A Killer Harvest by Paul Cleave

Synopsis (Goodreads): Joshua is convinced there is a family curse. It’s taken away his biological parents, robbed him of his eyesight, and is the reason his father Logan, the detective who raised him, is killed while investigating the homicide of a young woman. The suspect, Simon Bowers, is killed by Logan’s partner Ben, whose intentions are murkier than expected.

After this tragedy Joshua is handed an opportunity he can’t refuse: a new pair of eyes. But a mishap during the surgery leads to Joshua unknowingly getting one eye from his father, and the other from Simon. As Joshua navigates a world of sight, he gets glimpses of what his eyes might have witnessed in their previous life. Memories, truths, and lies Joshua discovers a world darker than the one he has emerged from. What else has he failed to see?

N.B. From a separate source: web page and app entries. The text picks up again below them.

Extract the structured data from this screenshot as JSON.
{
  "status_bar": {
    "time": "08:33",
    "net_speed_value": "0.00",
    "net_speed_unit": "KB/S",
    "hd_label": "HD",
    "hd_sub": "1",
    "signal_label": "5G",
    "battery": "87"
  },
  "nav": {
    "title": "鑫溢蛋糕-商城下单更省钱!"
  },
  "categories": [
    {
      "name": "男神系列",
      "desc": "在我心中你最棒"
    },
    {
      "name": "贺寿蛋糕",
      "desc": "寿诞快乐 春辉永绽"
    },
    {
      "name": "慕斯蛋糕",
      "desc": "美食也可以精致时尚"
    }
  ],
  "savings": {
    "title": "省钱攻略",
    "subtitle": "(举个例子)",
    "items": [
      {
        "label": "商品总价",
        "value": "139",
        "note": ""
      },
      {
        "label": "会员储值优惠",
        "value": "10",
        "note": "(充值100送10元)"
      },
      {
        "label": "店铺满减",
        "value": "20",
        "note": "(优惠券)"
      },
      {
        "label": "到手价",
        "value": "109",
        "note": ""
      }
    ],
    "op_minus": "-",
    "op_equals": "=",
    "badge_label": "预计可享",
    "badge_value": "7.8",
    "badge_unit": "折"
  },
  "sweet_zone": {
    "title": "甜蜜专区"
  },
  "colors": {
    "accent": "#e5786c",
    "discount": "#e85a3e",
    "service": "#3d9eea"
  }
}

Meanwhile, Simon’s accomplice Vincent is bent on revenge, going after the loved ones of those involved in Simon’s death and Vincent is drawing closer and closer to Joshua.

Review: This was a novel that I was very excited to read because its premise was just so intriguing. I wasn’t expecting it to be as good as it was!

What really made this novel for me was that there were a lot of themes that made up this story. It wasn’t just about cellular memory (which was a big component of the story) but it also deals with problems within the justice system, and the positives and negatives of vigilante behaviour. All of these themes gave the story a lot more complexity and depth, making it a more enjoyable read. There are also multiple POV’s used in this novel and that also helped make this novel fully fleshed out. The great thing about the different characters was that the author created strong, well developed connections between them; the different relationships were believable and ensured that important details were presented to the reader.

The story also had really great pacing and so many twists! There is something constantly happening, but it is all very well thought out and not random in the slightest; the author does a fantastic job of connecting all of the different events. Every time I thought I had discovered the plot twist of the story, the author would throw in another one! It just made it such a compelling read, and it increased the depth – and scope – of the story.

The only thing I did not like was the conversation style between Joshua and his new friend, Ollilia. It was hard to imagine them as teenagers because their style of talking was a little awkward, and I couldn’t sense the connection that the author was trying to create. This was the only connection that I felt wasn’t concrete in the whole story.

Overall, I really enjoyed reading this book. It lived up to its classification as a thriller and I cannot wait to read more by this author. I’m giving this a 4.5/5 stars, rounded to 5!

Leave a Reply